These nights, though the sacrifices have not been made regularly for some time, the field illuminates the entire building from within. Its light pulses. The few miserable or crazed enough to still live nearby swear that they have heard whispers in the night air; some of them swear that Mad Galch visits their dreams, promising greatness soon to come.

Wandering thoughts: Rare Earth Elements, Climate Change, and Fantasy Settings

GoldenApples

I had some grim thoughts about the future of our civilization today, and turned them into a fantastical exploration of alternate worlds… because that’s how my brain works, I guess. Join my escapade, and learn a little bit about Rare Earth Elements, modern technology, and climate change while you’re at it.

Rare Earth Elements are fundamental to Continue reading

Good deaths at LARP camp

I’ve been busy teaching children to die well with make-believe swords. More importantly, I’ve been busy showing them that “winning” a sword fight doesn’t make you the most interesting or coolest character in the scene. Relatedly, I died a lot.

Near the end of our adventure game, shortly after I had led the campers in an oath to continue my mission (defending the land from dragons), I died to the big bad. It was a scripted death. It was also, if I may toot my own horn, a good one. I was lucky enough to have not one but several people come and pay their respects afterwards. I think a few of our campers have realized that they can have a good time and make good scenes with each other, improvising a good scene rather than struggling to win.

I’ll be very pleased if that sticks.

South of Ela Cartaz

I’m away Thursday, so here’s a little setting-seed to tide you over:

There is an island on the southern coast of Ela Cartaz, where the winds bluster chill and wet. Under the moss and rot and the hanging vines, beneath the old trees whose roots eat older mortar and clutch at broken foundation-stones like pearls, there is a warm light. This is the light sought by many, the light for which thousands died before the fall of the first Ela Cartaz. It waits in darkness, while around it the remnants of a lost past whir and click and hum.

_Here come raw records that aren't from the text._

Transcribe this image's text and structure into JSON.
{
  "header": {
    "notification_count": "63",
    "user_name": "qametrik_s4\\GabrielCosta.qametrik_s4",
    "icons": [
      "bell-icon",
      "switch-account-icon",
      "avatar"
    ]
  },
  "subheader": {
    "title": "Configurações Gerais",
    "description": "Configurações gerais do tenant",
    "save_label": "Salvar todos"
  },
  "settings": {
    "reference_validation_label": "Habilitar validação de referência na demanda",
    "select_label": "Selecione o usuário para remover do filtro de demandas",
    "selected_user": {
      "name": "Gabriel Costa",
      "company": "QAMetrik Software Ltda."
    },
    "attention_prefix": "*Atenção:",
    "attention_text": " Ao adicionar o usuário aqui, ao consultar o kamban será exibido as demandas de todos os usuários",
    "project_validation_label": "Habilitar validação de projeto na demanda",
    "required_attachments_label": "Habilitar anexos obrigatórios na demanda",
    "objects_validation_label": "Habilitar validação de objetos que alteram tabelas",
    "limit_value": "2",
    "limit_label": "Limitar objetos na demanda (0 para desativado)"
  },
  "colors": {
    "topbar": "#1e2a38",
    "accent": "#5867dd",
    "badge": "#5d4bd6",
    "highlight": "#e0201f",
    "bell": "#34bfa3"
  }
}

Building Engagement in RPGs, Quick Thoughts

This pulls lessons from all over, but especially from Apocalypse World.

Roleplaying games are a conversation. Like any conversation, they’re at their best when the people in them are engaged and present, not distracted. Playing an RPG means sharing a collaboratively created world and holding that mutual fiction in your mind; thus, the conversation suffers when people disengage.

So how can we keep each other engaged, and avoid Continue reading

Why Roll Dice? Two Misconceptions

Maybe some of you have seen something like this before:

Player: “I want to see what’s behind this bookshelf. I hit it with my axe. I get a 3 on my attack roll.”
Storyteller: “Well… that doesn’t seem very effective. The bookshelf doesn’t move.”
Player: “Okay, I swing at it again. 5.”
Storyteller: “…”
Player: “Not good enough? I try again. 1.”
Storyteller: *Sigh* “The bookshelf falls on you. You take 6 damage.”

These rolls are boring, and this scene is a clear failure in my eyes. Not on the part of the PC, who can’t get a break with that bookshelf, but on the part of the storyteller and the player. It plays into two misconceptions that crop up in RPGs, either of which can Continue reading

Binary Success and Failure in RPGs, Quick Thoughts

Many popular RPG systems measure success (or failure) as a simple binary. For example, by a strict reading of D&D 5e’s rules, either your character is successfully sneaky or they’re not: there’s no middle ground. There’s no benefit for being exceptionally stealthy, and there’s no real penalty for being exceptionally not-stealthy. Thus, there’re no degrees of success or failure. Every test is pass or fail.

This streamlines resolution of tests, and has the benefit of being fast and simple. But it also misses Continue reading

Killing PCs, a quick reflection

Years ago I wrote a piece called “And Then You Die: A Good (Character) Death.” I’ve been thinking more about it recently, because two of my players’ characters died in the last session of D&D that I ran.

Did I actually follow my own advice? Continue reading